One of the things I did was, to teach myself computing thoroughly, I decided to implement a language. And this language I found in a publication, it's calledTRAC — T-R-A-C —It's Text Reckoner And Compiler, published in The Journal of the American Association of Computing Machinery, 1965, by a man called Calvin Mooers, who I ascertained two years ago was still alive. And I was very impressed by this because I actually did write an interpreter for it, and… and became so fascinated by this language that even on my present machines the first thing I've done is write an interpreter for Trac, and my versions of Trac include a whole lot of new constructs, and these have never been published. So I think the idea that one has a private computer language seems to me to be rather sophisticated and perhaps we can all emulate that in the future. And so… but having done that really I got to the heart of computing. The… and I think it's important, not because you know, it's an accomplishment — one likes to say like one can run a mile in, you know, in less than ten minutes or something — but simply because by thinking about computers, by thinking about other complex objects and how one will try and account for them, I think that this has laid the grounds for most of the way now that I view biological systems, and which I think increasingly everybody else will have to view them in this way. Which is of course a return to the old von Neumann paradigm which is if you can't compute it you can't understand it. And… that I… and of course the association with someone like David Marr was very interesting, and of course by that time he was interested in the way the brain works to do complex things, I've not been very interested in that. I've been much more interested in the way the genomes work, because of course in our brains there's something called consciousness lurking around and, but of course in genomes are completely unconscious and that seems to me to offer a much more challenging way of doing things.
Lewis Wolpert is Professor of Biology as Applied to Medicine in the Department of Anatomy and Developmental Biology of University College, London. His research interests are in the mechanisms involved in the development of the embryo.
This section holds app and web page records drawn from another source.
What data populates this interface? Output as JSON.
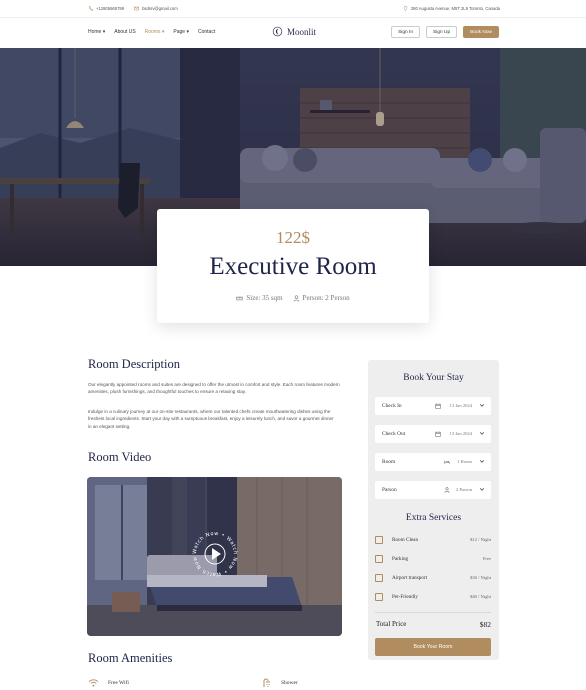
{
  "topbar": {
    "phone": "+12805665799",
    "email": "bsdsrv@gmail.com",
    "address": "280 Augusta Avenue, M5T 2L9 Toronto, Canada"
  },
  "nav": {
    "items": [
      {
        "label": "Home",
        "dropdown": true
      },
      {
        "label": "About US",
        "dropdown": false
      },
      {
        "label": "Rooms",
        "dropdown": true,
        "active": true
      },
      {
        "label": "Page",
        "dropdown": true
      },
      {
        "label": "Contact",
        "dropdown": false
      }
    ],
    "logo": "Moonlit",
    "sign_in": "Sign In",
    "sign_up": "Sign Up",
    "book_now": "Book Now"
  },
  "room": {
    "price": "122$",
    "title": "Executive Room",
    "size": "Size: 35 sqm",
    "person": "Person: 2 Person"
  },
  "description": {
    "heading": "Room Description",
    "p1": "Our elegantly appointed rooms and suites are designed to offer the utmost in comfort and style. Each room features modern amenities, plush furnishings, and thoughtful touches to ensure a relaxing stay.",
    "p2": "Indulge in a culinary journey at our on-site restaurants, where our talented chefs create mouthwatering dishes using the freshest local ingredients. Start your day with a sumptuous breakfast, enjoy a leisurely lunch, and savor a gourmet dinner in an elegant setting."
  },
  "video": {
    "heading": "Room Video",
    "badge_text": "Watch Now • Watch Now • Watch Now •"
  },
  "amenities": {
    "heading": "Room Amenities",
    "items": [
      "Free Wifi",
      "Shower"
    ]
  },
  "booking": {
    "heading": "Book Your Stay",
    "fields": [
      {
        "label": "Check In",
        "value": "13 Jun 2024",
        "icon": "calendar-icon"
      },
      {
        "label": "Check Out",
        "value": "13 Jun 2024",
        "icon": "calendar-icon"
      },
      {
        "label": "Room",
        "value": "1 Room",
        "icon": "bed-icon"
      },
      {
        "label": "Parson",
        "value": "2 Parson",
        "icon": "person-icon"
      }
    ],
    "extra_heading": "Extra Services",
    "services": [
      {
        "name": "Room Clean",
        "price": "$12 / Night"
      },
      {
        "name": "Parking",
        "price": "Free"
      },
      {
        "name": "Airport transport",
        "price": "$30 / Night"
      },
      {
        "name": "Pet-Friendly",
        "price": "$40 / Night"
      }
    ],
    "total_label": "Total Price",
    "total_value": "$82",
    "button": "Book Your Room"
  },
  "colors": {
    "accent": "#b08c5f",
    "navy": "#1f2448",
    "sidebar": "#eeeeef"
  }
}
He was originally trained as a civil engineer in South Africa but changed to research in cell biology at King's College, London in 1955. He was made a Fellow of the Royal Society in 1980 and awarded the CBE in 1990. He was made a Fellow of the Royal Society of Literature in 1999. He has presented science on both radio and TV and for five years was Chairman of the Committee for the Public Understanding of Science.